The death penalty has been cited by proponents of the same as a way of providing closure to the family and friends of the victims of murder. When someone dies, he or she is taken away from the face of the earth forever. He or she, therefore, leaves a gap behind that cannot be filled by people who were close to the person because everyone on this earth is different from the other and that no replacement is possible. This case, therefore, makes the bond between two or more people emotional in such a way that the attachment so created is one that none of the two parties would wish to cut off under normal circumstances. Death is death, and when a person dies a normal death, the person around the dead person will be emotionally hurt by the death as much as it is supposed to happen at some point. Therefore, when a person is murdered, the people around the person tend to get emotionally hurt because they feel that the person has been robbed of his or her life. To the people who have lost a loved one, only closure can give them peace. Therefore, one of the strategies of accomplishing the closure is by seeing the killer also put to death to neutralize the situation. Only the death sentence can even out this case under the law. Amour and Umbreit (2007) find, “Closure is possible once the scales have been balanced with a life for life” (p. 394). According to utilitarianism, punishment for wrongdoing brings the balance of happiness over unhappiness thus bringing closure to either victims or people close to the victims. All offenses are weighted and the weight of punishment should be equal to the weight of the offense. In the case of murder, nothing can be equated to a lost life.

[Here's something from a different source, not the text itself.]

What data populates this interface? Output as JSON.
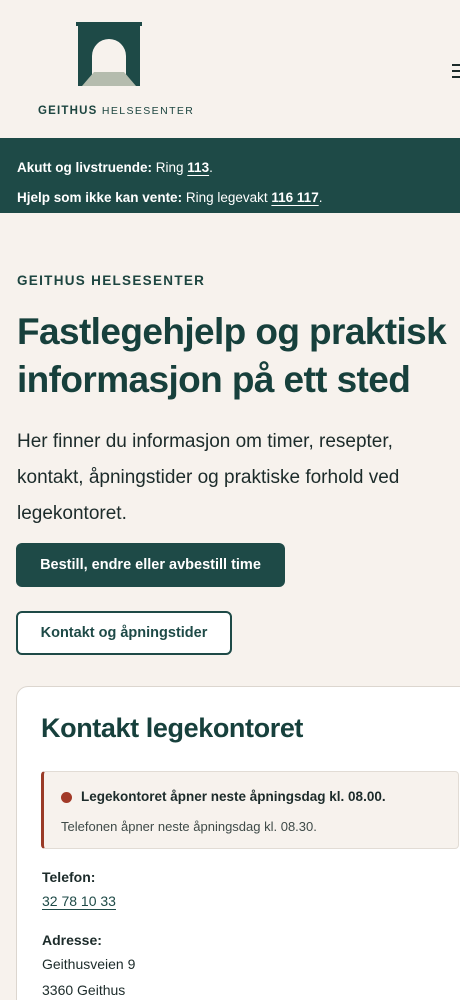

Therefore, death to the offender is the only way to even the situation.
In conclusion, the death penalty should be retained in law with its application being based on thorough and undisputed facts (Russell, 2005, p. 1029). Research on the same indicates that the presence of the death penalty is a sure deterrence for murder due to people’s love for their own lives. Although there is so much debate on it based on the claim that its backdrop is against human rights, human rights, in this case, should be viewed along with other theories. Therefore, people should not use and or apply it as a supreme theory that is above others. For the preservation of the larger society, the death penalty should be upheld for those who fall within crimes that are punishable by the death sentence not only in the US but also in every other country in the world.
Amour, M., & Umbreit, M. (2007). The Ultimate Penal Sanction and Closure for Survivors of Homicide Victims. Marquette Law Review, 91(1), 391-394.
Culhane, S. et al. (2011). Self Reported Psychopathy in a Convicted Serial Killer. Journal of Investigative Psychology and Offender Profiling, 8(1), 1- 21.
Hawkins, W. (2002). Do we need the death penalty?: It is immoral and ineffective. Washington: The World & I.
Rozenman, E. (2007). Do we need the death penalty? Yes, it’s ethical and effective. Washington: The Washington Post.
Russell, M. (2005). People v. Cahill: Domestic Violence and the Death Penalty Debate in New York. Albany Law Review, 68(1), 1029-1053.